■ **What is needed**: Should an entry contain an image, omit it and repeat the rest exactly.

■ **Data records**:
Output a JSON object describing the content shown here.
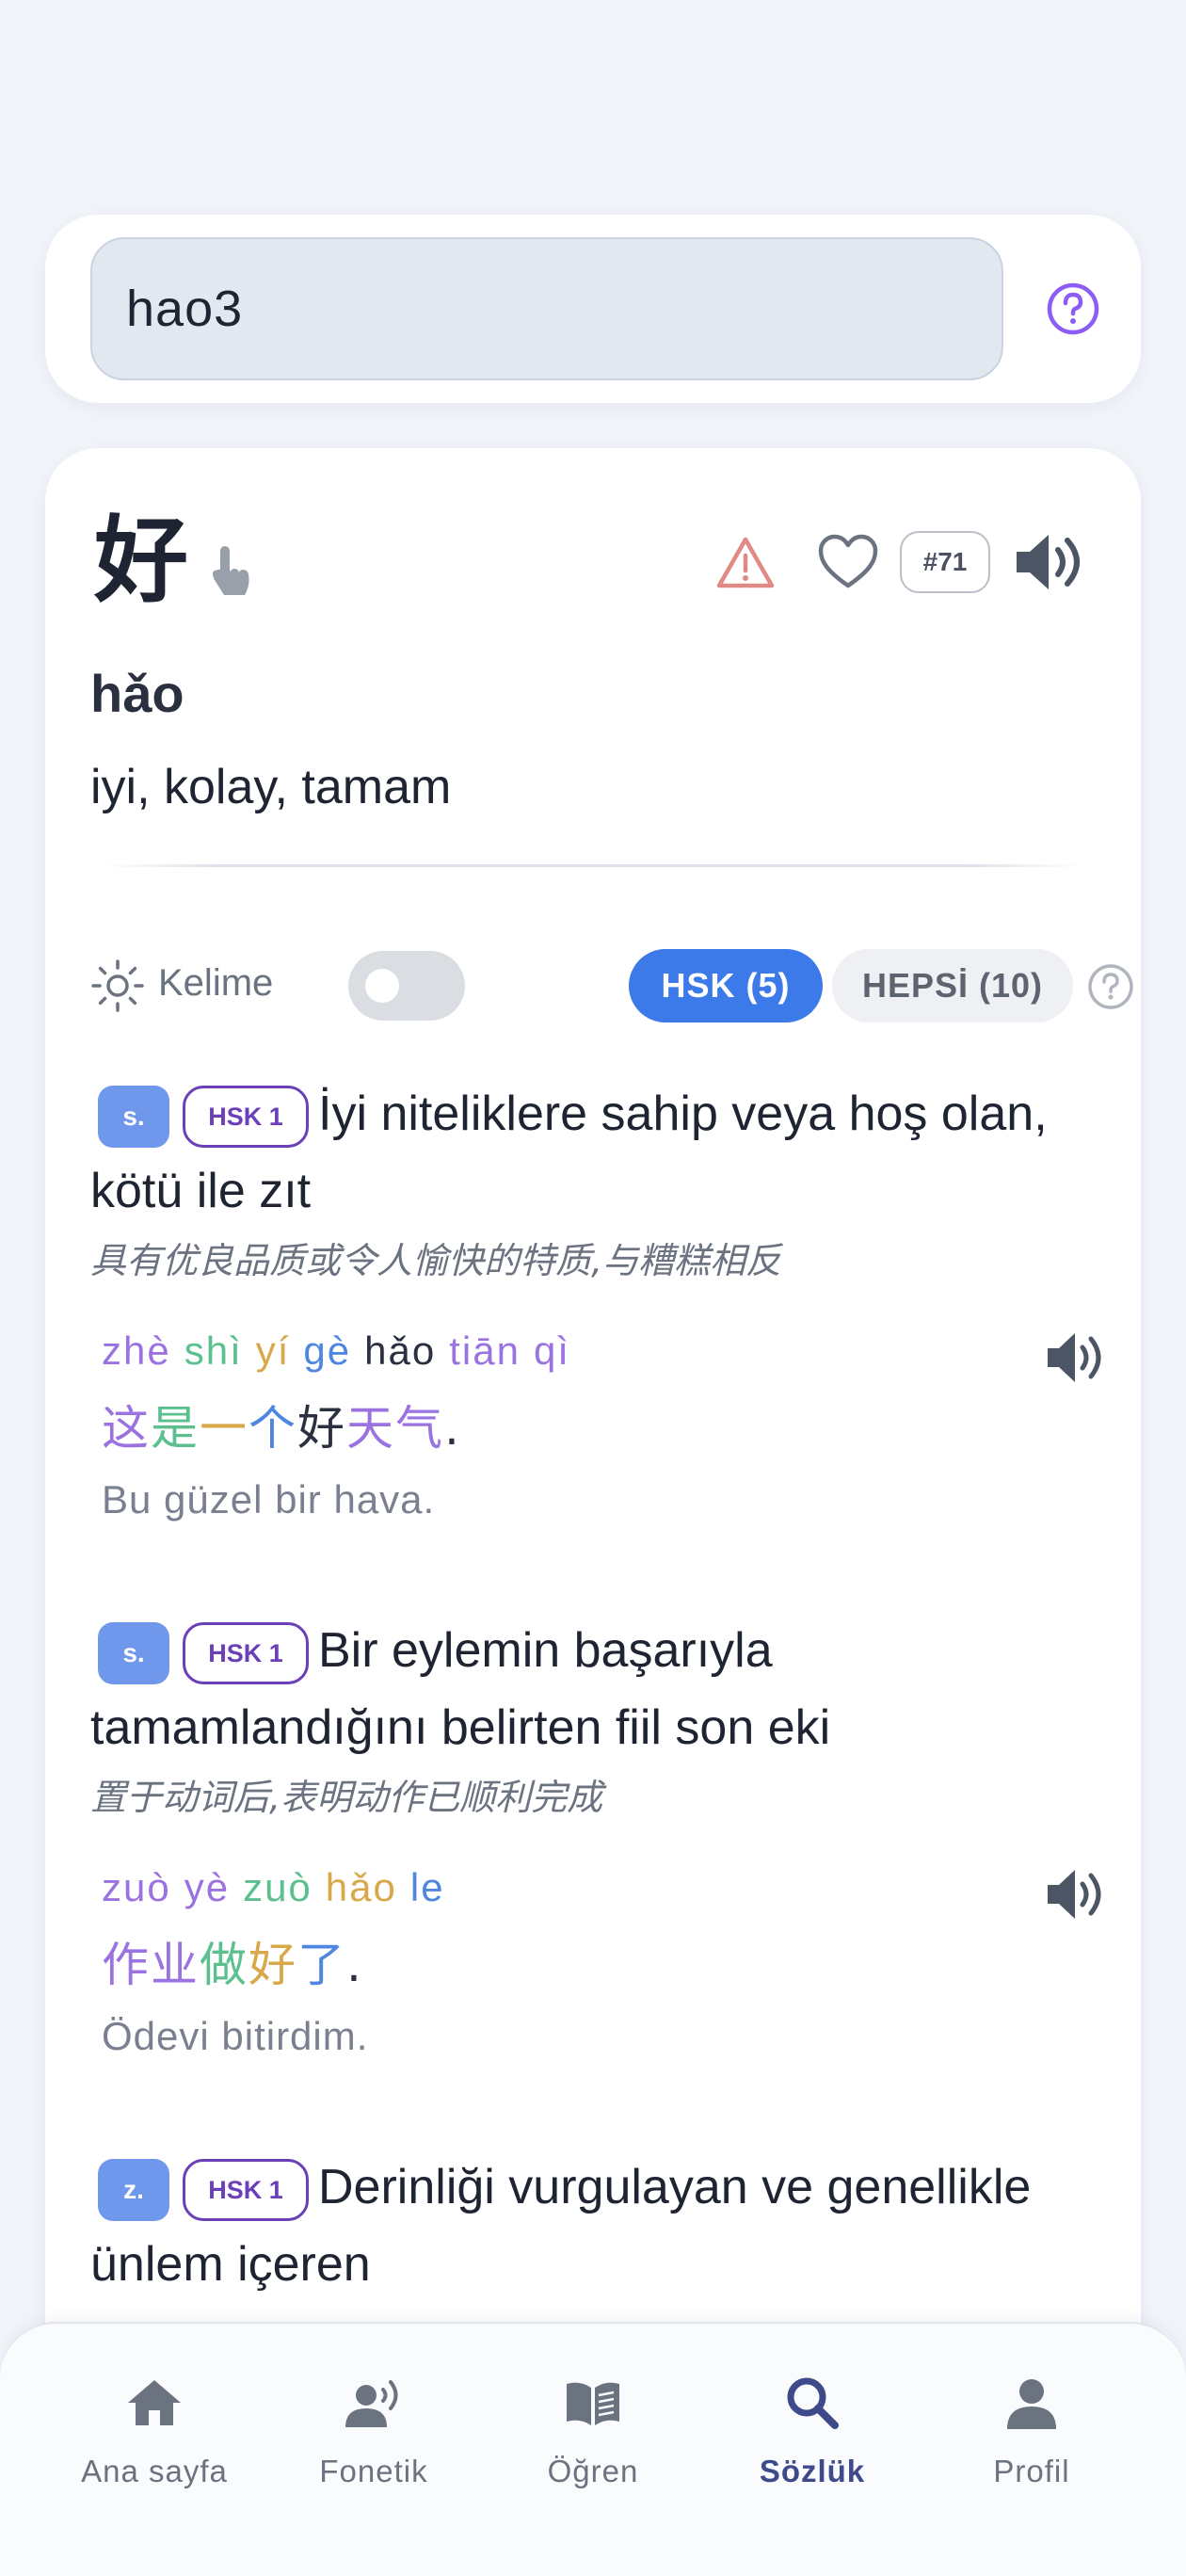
{
  "search": {
    "value": "hao3"
  },
  "entry": {
    "hanzi": "好",
    "rank": "#71",
    "pinyin": "hǎo",
    "meaning": "iyi, kolay, tamam"
  },
  "filters": {
    "word_label": "Kelime",
    "hsk_label": "HSK (5)",
    "all_label": "HEPSİ (10)"
  },
  "senses": [
    {
      "pos": "s.",
      "hsk": "HSK 1",
      "definition": "İyi niteliklere sahip veya hoş olan, kötü ile zıt",
      "zh": "具有优良品质或令人愉快的特质,与糟糕相反",
      "example": {
        "pinyin": [
          "zhè",
          "shì",
          "yí",
          "gè",
          "hǎo",
          "tiān",
          "qì"
        ],
        "hanzi": [
          "这",
          "是",
          "一",
          "个",
          "好",
          "天气",
          "."
        ],
        "translation": "Bu güzel bir hava."
      }
    },
    {
      "pos": "s.",
      "hsk": "HSK 1",
      "definition": "Bir eylemin başarıyla tamamlandığını belirten fiil son eki",
      "zh": "置于动词后,表明动作已顺利完成",
      "example": {
        "pinyin": [
          "zuò",
          "yè",
          "zuò",
          "hǎo",
          "le"
        ],
        "hanzi": [
          "作业",
          "做",
          "好",
          "了",
          "."
        ],
        "translation": "Ödevi bitirdim."
      }
    },
    {
      "pos": "z.",
      "hsk": "HSK 1",
      "definition": "Derinliği vurgulayan ve genellikle ünlem içeren"
    }
  ],
  "nav": {
    "home": "Ana sayfa",
    "phonetic": "Fonetik",
    "learn": "Öğren",
    "dictionary": "Sözlük",
    "profile": "Profil"
  },
  "colors": {
    "accent": "#3b7ae8",
    "hsk_badge": "#6a3fb8",
    "pos_badge": "#6f98ec",
    "nav_active": "#3f4a8a"
  }
}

■ **Reply to the exercise**:
Output a JSON object describing the content shown here.
{
  "search": {
    "value": "hao3"
  },
  "entry": {
    "hanzi": "好",
    "rank": "#71",
    "pinyin": "hǎo",
    "meaning": "iyi, kolay, tamam"
  },
  "filters": {
    "word_label": "Kelime",
    "hsk_label": "HSK (5)",
    "all_label": "HEPSİ (10)"
  },
  "senses": [
    {
      "pos": "s.",
      "hsk": "HSK 1",
      "definition": "İyi niteliklere sahip veya hoş olan, kötü ile zıt",
      "zh": "具有优良品质或令人愉快的特质,与糟糕相反",
      "example": {
        "pinyin": [
          "zhè",
          "shì",
          "yí",
          "gè",
          "hǎo",
          "tiān",
          "qì"
        ],
        "hanzi": [
          "这",
          "是",
          "一",
          "个",
          "好",
          "天气",
          "."
        ],
        "translation": "Bu güzel bir hava."
      }
    },
    {
      "pos": "s.",
      "hsk": "HSK 1",
      "definition": "Bir eylemin başarıyla tamamlandığını belirten fiil son eki",
      "zh": "置于动词后,表明动作已顺利完成",
      "example": {
        "pinyin": [
          "zuò",
          "yè",
          "zuò",
          "hǎo",
          "le"
        ],
        "hanzi": [
          "作业",
          "做",
          "好",
          "了",
          "."
        ],
        "translation": "Ödevi bitirdim."
      }
    },
    {
      "pos": "z.",
      "hsk": "HSK 1",
      "definition": "Derinliği vurgulayan ve genellikle ünlem içeren"
    }
  ],
  "nav": {
    "home": "Ana sayfa",
    "phonetic": "Fonetik",
    "learn": "Öğren",
    "dictionary": "Sözlük",
    "profile": "Profil"
  },
  "colors": {
    "accent": "#3b7ae8",
    "hsk_badge": "#6a3fb8",
    "pos_badge": "#6f98ec",
    "nav_active": "#3f4a8a"
  }
}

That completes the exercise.